Faced with fears about the possibility that this signage does not ensure full compensation for income from the housing tax, Jacqueline Gourault ensures that “there will be no losers” by specifying that 24,000 of the 36,000 French municipalities ” will receive more property tax than housing tax before the reform “. Among these 24,000 municipalities which will be “slightly overcompensated”, 10,000 rural municipalities will be able to keep “this surplus property tax, as long as it does not exceed 15,000 euros”, specifies Gerald Darmanin for his part.

As for the cases of under-compensation, they will be neutralized by the allocation of “one billion additional state revenues to communities”, underlines Jacqueline Gourault. However, the government maintains its target of a “deficit around 2% in 2020 and 1.2% in 2022”, notes his colleague from Bercy. With the programmed extinction of the housing tax, “2022 will be the last year in which the French will pay a housing tax on their main residence”, recalls Jacqueline Gourault.

Second homes still taxed

Emmanuel Macron had promised during the presidential campaign to exempt from the housing tax the “middle and popular classes”, or 80% of households, from 2020, before finally extending this abolition to the 20% of the wealthiest households once in power.

Edouard Philippe confirmed during his general policy speech last Wednesday the definitive disappearance of the housing tax on main residences, with an extinction over three years for the 20% of households who are not yet concerned.

The housing tax on second homes, which generates 2.6 billion euros in revenue, will be maintained “without increase” and its rate will remain set by the municipalities, indicates Gérald Darmanin to Les Echos, referring to a change in name “in consultation with elected officials”.

The television license fee, currently levied at the same time as the housing tax, will also be retained but should probably eventually be backed by income tax, “but this reform will take place later”, he adds.

Revision of rental values

Last project on the government’s program as part of this overhaul of local taxation, the revision of rental values, the bases for calculating the disappearing housing tax and the property tax.

Fixed nearly fifty years ago, these values ​​are supposed to correspond to the theoretical annual rent that the owner could receive but they “create injustices” because they “have not been reviewed since the 1970s”, underlines Gérald Darmanin .

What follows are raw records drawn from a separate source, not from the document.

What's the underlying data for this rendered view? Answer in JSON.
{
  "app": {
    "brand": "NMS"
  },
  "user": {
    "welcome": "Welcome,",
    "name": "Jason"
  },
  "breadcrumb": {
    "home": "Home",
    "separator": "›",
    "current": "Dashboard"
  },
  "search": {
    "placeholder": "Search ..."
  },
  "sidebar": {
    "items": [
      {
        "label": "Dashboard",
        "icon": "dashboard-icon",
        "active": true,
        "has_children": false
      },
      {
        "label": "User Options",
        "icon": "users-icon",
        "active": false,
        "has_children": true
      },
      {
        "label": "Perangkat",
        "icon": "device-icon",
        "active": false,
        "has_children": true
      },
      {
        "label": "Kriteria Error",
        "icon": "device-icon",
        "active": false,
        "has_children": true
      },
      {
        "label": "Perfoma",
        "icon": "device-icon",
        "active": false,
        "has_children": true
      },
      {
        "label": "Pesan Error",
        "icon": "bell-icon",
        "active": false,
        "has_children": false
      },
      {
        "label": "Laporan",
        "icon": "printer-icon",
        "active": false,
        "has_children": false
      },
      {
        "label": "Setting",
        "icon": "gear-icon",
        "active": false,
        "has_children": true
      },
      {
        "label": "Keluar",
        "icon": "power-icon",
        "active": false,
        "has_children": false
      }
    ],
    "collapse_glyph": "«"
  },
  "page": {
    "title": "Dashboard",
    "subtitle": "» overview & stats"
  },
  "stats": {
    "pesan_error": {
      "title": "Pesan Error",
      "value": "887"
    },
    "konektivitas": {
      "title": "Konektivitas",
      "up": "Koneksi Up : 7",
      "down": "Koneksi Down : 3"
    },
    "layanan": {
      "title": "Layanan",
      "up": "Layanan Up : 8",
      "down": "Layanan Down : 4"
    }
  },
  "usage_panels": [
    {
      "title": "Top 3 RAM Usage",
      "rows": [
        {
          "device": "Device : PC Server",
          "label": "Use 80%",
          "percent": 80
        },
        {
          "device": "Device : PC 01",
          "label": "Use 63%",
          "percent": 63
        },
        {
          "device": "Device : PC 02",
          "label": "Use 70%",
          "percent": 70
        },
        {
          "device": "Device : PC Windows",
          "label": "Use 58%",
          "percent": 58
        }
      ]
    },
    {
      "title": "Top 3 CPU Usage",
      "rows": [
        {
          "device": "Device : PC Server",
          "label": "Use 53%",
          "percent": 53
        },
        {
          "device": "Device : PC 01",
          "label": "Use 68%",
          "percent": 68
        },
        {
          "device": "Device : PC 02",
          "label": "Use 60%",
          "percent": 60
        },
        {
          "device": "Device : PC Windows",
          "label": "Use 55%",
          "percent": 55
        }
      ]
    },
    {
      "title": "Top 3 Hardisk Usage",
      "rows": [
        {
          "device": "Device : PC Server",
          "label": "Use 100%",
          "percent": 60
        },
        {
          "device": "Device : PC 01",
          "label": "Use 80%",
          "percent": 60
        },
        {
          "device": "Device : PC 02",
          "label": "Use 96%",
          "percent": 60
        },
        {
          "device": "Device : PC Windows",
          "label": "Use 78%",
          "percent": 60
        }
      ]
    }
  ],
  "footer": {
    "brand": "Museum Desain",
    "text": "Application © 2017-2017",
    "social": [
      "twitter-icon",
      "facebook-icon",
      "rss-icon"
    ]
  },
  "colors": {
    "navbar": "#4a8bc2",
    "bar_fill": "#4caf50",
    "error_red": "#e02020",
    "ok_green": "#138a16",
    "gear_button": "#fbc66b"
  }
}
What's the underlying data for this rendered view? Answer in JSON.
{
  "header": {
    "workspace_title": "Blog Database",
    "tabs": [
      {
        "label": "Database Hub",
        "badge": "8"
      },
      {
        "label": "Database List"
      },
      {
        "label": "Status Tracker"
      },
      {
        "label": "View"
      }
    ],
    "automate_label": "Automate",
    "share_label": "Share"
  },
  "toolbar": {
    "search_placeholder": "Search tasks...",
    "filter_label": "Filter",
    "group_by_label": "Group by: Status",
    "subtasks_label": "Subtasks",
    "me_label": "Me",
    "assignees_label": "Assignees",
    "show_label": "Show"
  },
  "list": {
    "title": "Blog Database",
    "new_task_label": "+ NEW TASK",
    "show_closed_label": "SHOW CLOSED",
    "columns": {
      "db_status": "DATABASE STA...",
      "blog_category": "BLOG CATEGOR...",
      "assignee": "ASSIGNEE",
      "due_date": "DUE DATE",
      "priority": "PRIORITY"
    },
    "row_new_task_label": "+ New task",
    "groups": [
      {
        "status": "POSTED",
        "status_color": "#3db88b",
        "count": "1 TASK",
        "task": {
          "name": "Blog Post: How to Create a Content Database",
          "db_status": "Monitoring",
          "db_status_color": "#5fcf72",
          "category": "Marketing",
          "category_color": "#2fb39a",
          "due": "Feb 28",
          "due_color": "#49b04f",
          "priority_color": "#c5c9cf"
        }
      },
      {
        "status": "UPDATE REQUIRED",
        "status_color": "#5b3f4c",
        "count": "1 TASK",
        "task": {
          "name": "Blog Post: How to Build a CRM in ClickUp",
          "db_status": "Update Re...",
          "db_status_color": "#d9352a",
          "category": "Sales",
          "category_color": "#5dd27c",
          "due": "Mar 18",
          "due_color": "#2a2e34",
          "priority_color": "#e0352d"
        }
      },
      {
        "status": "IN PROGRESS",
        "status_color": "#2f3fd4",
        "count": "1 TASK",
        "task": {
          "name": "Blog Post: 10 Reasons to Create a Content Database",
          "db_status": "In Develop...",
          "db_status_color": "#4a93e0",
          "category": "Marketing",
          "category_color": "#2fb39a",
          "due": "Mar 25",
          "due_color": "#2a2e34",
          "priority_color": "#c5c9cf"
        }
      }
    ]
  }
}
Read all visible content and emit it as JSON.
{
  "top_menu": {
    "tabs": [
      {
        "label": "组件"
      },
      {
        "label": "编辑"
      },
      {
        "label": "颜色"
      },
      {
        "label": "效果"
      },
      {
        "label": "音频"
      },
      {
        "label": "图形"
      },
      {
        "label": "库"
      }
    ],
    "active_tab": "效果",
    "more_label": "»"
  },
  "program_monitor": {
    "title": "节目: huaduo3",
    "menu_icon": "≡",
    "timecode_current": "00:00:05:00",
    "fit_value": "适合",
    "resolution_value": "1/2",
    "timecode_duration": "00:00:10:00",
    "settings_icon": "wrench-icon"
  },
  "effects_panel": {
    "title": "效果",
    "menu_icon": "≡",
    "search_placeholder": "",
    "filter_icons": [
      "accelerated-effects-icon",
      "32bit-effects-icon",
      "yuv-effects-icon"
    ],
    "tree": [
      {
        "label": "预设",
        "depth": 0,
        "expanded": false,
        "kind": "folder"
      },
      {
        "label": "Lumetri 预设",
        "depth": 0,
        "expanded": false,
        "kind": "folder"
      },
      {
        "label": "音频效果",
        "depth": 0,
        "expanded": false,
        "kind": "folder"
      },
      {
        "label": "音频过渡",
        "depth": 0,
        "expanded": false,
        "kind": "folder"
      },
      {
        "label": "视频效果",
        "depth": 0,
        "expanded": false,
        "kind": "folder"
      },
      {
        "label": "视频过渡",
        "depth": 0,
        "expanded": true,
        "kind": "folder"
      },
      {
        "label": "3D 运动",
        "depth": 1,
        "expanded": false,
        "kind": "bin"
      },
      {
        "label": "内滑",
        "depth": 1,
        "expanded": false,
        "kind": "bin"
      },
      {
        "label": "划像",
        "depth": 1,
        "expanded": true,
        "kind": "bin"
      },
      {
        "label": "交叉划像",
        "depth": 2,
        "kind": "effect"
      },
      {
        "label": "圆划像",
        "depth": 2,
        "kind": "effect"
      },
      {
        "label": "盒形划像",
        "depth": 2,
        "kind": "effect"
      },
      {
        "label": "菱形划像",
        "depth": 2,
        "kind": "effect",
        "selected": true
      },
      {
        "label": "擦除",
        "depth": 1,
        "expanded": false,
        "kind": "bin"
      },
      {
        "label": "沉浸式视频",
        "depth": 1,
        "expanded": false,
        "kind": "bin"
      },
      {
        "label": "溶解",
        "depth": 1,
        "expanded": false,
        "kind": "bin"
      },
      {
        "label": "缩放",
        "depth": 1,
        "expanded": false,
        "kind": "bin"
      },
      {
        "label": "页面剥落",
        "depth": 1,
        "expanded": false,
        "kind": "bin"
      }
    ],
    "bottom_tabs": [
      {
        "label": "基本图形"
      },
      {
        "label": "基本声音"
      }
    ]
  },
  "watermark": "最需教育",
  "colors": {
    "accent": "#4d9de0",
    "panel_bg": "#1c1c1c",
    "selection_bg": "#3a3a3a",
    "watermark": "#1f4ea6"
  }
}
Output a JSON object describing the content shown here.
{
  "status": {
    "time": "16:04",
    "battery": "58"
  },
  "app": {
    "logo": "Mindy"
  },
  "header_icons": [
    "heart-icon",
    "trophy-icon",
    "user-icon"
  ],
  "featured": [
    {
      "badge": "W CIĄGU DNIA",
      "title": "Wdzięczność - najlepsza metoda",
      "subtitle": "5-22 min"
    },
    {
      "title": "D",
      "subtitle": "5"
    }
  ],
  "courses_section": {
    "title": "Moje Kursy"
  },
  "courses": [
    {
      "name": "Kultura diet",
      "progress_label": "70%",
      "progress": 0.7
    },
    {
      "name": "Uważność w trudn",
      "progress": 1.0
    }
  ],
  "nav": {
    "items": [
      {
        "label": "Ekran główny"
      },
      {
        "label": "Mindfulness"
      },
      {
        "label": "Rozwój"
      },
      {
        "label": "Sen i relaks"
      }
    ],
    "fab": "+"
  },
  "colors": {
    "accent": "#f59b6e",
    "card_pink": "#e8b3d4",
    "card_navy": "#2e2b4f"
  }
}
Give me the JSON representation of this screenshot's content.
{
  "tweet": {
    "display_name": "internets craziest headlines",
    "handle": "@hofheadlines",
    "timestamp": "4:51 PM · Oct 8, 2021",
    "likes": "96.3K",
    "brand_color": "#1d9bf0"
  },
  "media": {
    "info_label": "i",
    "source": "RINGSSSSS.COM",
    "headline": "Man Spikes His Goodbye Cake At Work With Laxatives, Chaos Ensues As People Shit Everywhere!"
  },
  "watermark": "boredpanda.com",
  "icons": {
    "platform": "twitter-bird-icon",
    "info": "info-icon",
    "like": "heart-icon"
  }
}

“We could imagine that the next finance bill would authorize Bercy to work on this point in 2021 by collecting rental data from residents and that from 2022, the reform could be implemented, over a period of five to ten years”.

(with Reuters)